Dataset rows describing interfaces
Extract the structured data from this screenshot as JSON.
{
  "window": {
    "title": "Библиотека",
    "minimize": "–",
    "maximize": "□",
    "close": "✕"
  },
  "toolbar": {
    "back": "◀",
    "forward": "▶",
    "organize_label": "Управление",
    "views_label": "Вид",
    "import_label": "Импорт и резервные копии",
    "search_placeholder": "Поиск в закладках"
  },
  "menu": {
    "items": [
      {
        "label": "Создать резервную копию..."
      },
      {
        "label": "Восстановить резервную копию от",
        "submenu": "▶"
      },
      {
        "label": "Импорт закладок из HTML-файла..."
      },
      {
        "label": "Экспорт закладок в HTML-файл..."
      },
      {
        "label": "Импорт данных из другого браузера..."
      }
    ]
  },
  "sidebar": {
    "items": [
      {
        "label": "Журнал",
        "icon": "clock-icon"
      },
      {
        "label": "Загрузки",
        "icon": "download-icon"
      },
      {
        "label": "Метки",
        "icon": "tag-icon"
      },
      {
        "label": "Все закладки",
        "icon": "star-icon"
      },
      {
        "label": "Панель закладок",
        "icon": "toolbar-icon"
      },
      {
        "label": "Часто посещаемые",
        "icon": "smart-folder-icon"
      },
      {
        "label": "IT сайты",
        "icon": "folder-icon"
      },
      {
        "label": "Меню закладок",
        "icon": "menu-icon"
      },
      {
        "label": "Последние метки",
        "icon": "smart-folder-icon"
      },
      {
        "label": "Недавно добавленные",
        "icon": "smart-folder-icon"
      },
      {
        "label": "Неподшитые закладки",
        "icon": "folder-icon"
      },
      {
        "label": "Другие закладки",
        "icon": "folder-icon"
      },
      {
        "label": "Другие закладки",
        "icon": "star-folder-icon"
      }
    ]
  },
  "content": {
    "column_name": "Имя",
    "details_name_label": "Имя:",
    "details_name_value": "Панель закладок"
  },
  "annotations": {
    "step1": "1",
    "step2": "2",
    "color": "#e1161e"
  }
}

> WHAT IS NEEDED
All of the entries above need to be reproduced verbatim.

> WRITTEN SOLUTION
Extract the structured data from this screenshot as JSON.
{
  "window": {
    "title": "Библиотека",
    "minimize": "–",
    "maximize": "□",
    "close": "✕"
  },
  "toolbar": {
    "back": "◀",
    "forward": "▶",
    "organize_label": "Управление",
    "views_label": "Вид",
    "import_label": "Импорт и резервные копии",
    "search_placeholder": "Поиск в закладках"
  },
  "menu": {
    "items": [
      {
        "label": "Создать резервную копию..."
      },
      {
        "label": "Восстановить резервную копию от",
        "submenu": "▶"
      },
      {
        "label": "Импорт закладок из HTML-файла..."
      },
      {
        "label": "Экспорт закладок в HTML-файл..."
      },
      {
        "label": "Импорт данных из другого браузера..."
      }
    ]
  },
  "sidebar": {
    "items": [
      {
        "label": "Журнал",
        "icon": "clock-icon"
      },
      {
        "label": "Загрузки",
        "icon": "download-icon"
      },
      {
        "label": "Метки",
        "icon": "tag-icon"
      },
      {
        "label": "Все закладки",
        "icon": "star-icon"
      },
      {
        "label": "Панель закладок",
        "icon": "toolbar-icon"
      },
      {
        "label": "Часто посещаемые",
        "icon": "smart-folder-icon"
      },
      {
        "label": "IT сайты",
        "icon": "folder-icon"
      },
      {
        "label": "Меню закладок",
        "icon": "menu-icon"
      },
      {
        "label": "Последние метки",
        "icon": "smart-folder-icon"
      },
      {
        "label": "Недавно добавленные",
        "icon": "smart-folder-icon"
      },
      {
        "label": "Неподшитые закладки",
        "icon": "folder-icon"
      },
      {
        "label": "Другие закладки",
        "icon": "folder-icon"
      },
      {
        "label": "Другие закладки",
        "icon": "star-folder-icon"
      }
    ]
  },
  "content": {
    "column_name": "Имя",
    "details_name_label": "Имя:",
    "details_name_value": "Панель закладок"
  },
  "annotations": {
    "step1": "1",
    "step2": "2",
    "color": "#e1161e"
  }
}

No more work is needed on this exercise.